Each and every line of the data must appear exactly as given.

*** Block opens ***

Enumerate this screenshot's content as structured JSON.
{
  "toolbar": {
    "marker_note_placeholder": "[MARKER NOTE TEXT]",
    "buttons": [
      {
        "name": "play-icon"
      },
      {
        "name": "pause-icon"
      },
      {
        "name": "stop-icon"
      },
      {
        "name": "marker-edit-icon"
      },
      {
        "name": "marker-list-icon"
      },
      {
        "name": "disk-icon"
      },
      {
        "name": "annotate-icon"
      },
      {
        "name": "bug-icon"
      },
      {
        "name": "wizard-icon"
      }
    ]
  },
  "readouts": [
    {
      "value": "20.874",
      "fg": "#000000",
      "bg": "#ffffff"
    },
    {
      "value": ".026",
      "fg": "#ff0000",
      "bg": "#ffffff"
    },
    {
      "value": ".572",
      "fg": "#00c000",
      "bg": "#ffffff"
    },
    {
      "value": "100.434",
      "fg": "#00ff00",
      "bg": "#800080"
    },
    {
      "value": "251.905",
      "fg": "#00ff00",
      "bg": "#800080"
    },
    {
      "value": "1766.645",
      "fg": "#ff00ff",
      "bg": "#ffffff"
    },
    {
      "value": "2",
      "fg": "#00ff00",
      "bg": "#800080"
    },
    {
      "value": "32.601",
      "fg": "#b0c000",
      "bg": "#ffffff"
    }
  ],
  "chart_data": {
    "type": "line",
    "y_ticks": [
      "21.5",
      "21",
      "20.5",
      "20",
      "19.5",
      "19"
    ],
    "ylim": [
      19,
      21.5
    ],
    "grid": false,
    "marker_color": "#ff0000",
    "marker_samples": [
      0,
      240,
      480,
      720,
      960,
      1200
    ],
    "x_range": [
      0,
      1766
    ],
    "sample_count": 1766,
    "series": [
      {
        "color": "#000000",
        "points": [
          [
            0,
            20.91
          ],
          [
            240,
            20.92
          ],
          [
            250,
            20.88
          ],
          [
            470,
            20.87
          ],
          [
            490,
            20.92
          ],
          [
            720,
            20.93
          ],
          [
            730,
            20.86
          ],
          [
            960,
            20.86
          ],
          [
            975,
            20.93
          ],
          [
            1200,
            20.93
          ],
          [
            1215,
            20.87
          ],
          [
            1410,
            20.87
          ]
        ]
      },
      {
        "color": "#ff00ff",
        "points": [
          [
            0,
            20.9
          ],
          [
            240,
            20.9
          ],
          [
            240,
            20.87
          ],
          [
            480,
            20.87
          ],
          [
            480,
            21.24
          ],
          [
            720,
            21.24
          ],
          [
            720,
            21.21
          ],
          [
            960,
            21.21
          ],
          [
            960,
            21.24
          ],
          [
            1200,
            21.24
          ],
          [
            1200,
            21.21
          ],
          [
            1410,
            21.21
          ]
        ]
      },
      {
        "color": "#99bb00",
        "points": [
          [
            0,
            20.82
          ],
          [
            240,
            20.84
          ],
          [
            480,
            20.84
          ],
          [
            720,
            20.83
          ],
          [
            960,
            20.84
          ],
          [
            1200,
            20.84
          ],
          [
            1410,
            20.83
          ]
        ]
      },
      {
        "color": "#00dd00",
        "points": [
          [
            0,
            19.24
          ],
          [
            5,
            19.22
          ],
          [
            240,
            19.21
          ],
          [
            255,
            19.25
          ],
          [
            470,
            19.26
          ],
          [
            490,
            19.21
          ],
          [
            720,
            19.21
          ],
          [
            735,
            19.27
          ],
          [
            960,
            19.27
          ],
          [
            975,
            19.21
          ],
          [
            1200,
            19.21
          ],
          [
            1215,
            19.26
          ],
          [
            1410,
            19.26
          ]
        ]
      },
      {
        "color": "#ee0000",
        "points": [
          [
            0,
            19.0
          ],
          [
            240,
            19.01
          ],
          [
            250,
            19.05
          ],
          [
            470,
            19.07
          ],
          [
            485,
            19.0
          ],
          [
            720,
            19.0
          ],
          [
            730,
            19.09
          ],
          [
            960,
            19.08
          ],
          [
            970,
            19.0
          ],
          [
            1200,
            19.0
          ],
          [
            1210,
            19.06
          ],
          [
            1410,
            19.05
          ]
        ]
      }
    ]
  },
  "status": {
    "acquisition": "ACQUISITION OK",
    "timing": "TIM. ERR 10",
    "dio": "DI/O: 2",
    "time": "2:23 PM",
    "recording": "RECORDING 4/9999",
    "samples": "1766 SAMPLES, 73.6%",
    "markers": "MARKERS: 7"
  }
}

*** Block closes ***

OUTPUT OF THE TASK:
Enumerate this screenshot's content as structured JSON.
{
  "toolbar": {
    "marker_note_placeholder": "[MARKER NOTE TEXT]",
    "buttons": [
      {
        "name": "play-icon"
      },
      {
        "name": "pause-icon"
      },
      {
        "name": "stop-icon"
      },
      {
        "name": "marker-edit-icon"
      },
      {
        "name": "marker-list-icon"
      },
      {
        "name": "disk-icon"
      },
      {
        "name": "annotate-icon"
      },
      {
        "name": "bug-icon"
      },
      {
        "name": "wizard-icon"
      }
    ]
  },
  "readouts": [
    {
      "value": "20.874",
      "fg": "#000000",
      "bg": "#ffffff"
    },
    {
      "value": ".026",
      "fg": "#ff0000",
      "bg": "#ffffff"
    },
    {
      "value": ".572",
      "fg": "#00c000",
      "bg": "#ffffff"
    },
    {
      "value": "100.434",
      "fg": "#00ff00",
      "bg": "#800080"
    },
    {
      "value": "251.905",
      "fg": "#00ff00",
      "bg": "#800080"
    },
    {
      "value": "1766.645",
      "fg": "#ff00ff",
      "bg": "#ffffff"
    },
    {
      "value": "2",
      "fg": "#00ff00",
      "bg": "#800080"
    },
    {
      "value": "32.601",
      "fg": "#b0c000",
      "bg": "#ffffff"
    }
  ],
  "chart_data": {
    "type": "line",
    "y_ticks": [
      "21.5",
      "21",
      "20.5",
      "20",
      "19.5",
      "19"
    ],
    "ylim": [
      19,
      21.5
    ],
    "grid": false,
    "marker_color": "#ff0000",
    "marker_samples": [
      0,
      240,
      480,
      720,
      960,
      1200
    ],
    "x_range": [
      0,
      1766
    ],
    "sample_count": 1766,
    "series": [
      {
        "color": "#000000",
        "points": [
          [
            0,
            20.91
          ],
          [
            240,
            20.92
          ],
          [
            250,
            20.88
          ],
          [
            470,
            20.87
          ],
          [
            490,
            20.92
          ],
          [
            720,
            20.93
          ],
          [
            730,
            20.86
          ],
          [
            960,
            20.86
          ],
          [
            975,
            20.93
          ],
          [
            1200,
            20.93
          ],
          [
            1215,
            20.87
          ],
          [
            1410,
            20.87
          ]
        ]
      },
      {
        "color": "#ff00ff",
        "points": [
          [
            0,
            20.9
          ],
          [
            240,
            20.9
          ],
          [
            240,
            20.87
          ],
          [
            480,
            20.87
          ],
          [
            480,
            21.24
          ],
          [
            720,
            21.24
          ],
          [
            720,
            21.21
          ],
          [
            960,
            21.21
          ],
          [
            960,
            21.24
          ],
          [
            1200,
            21.24
          ],
          [
            1200,
            21.21
          ],
          [
            1410,
            21.21
          ]
        ]
      },
      {
        "color": "#99bb00",
        "points": [
          [
            0,
            20.82
          ],
          [
            240,
            20.84
          ],
          [
            480,
            20.84
          ],
          [
            720,
            20.83
          ],
          [
            960,
            20.84
          ],
          [
            1200,
            20.84
          ],
          [
            1410,
            20.83
          ]
        ]
      },
      {
        "color": "#00dd00",
        "points": [
          [
            0,
            19.24
          ],
          [
            5,
            19.22
          ],
          [
            240,
            19.21
          ],
          [
            255,
            19.25
          ],
          [
            470,
            19.26
          ],
          [
            490,
            19.21
          ],
          [
            720,
            19.21
          ],
          [
            735,
            19.27
          ],
          [
            960,
            19.27
          ],
          [
            975,
            19.21
          ],
          [
            1200,
            19.21
          ],
          [
            1215,
            19.26
          ],
          [
            1410,
            19.26
          ]
        ]
      },
      {
        "color": "#ee0000",
        "points": [
          [
            0,
            19.0
          ],
          [
            240,
            19.01
          ],
          [
            250,
            19.05
          ],
          [
            470,
            19.07
          ],
          [
            485,
            19.0
          ],
          [
            720,
            19.0
          ],
          [
            730,
            19.09
          ],
          [
            960,
            19.08
          ],
          [
            970,
            19.0
          ],
          [
            1200,
            19.0
          ],
          [
            1210,
            19.06
          ],
          [
            1410,
            19.05
          ]
        ]
      }
    ]
  },
  "status": {
    "acquisition": "ACQUISITION OK",
    "timing": "TIM. ERR 10",
    "dio": "DI/O: 2",
    "time": "2:23 PM",
    "recording": "RECORDING 4/9999",
    "samples": "1766 SAMPLES, 73.6%",
    "markers": "MARKERS: 7"
  }
}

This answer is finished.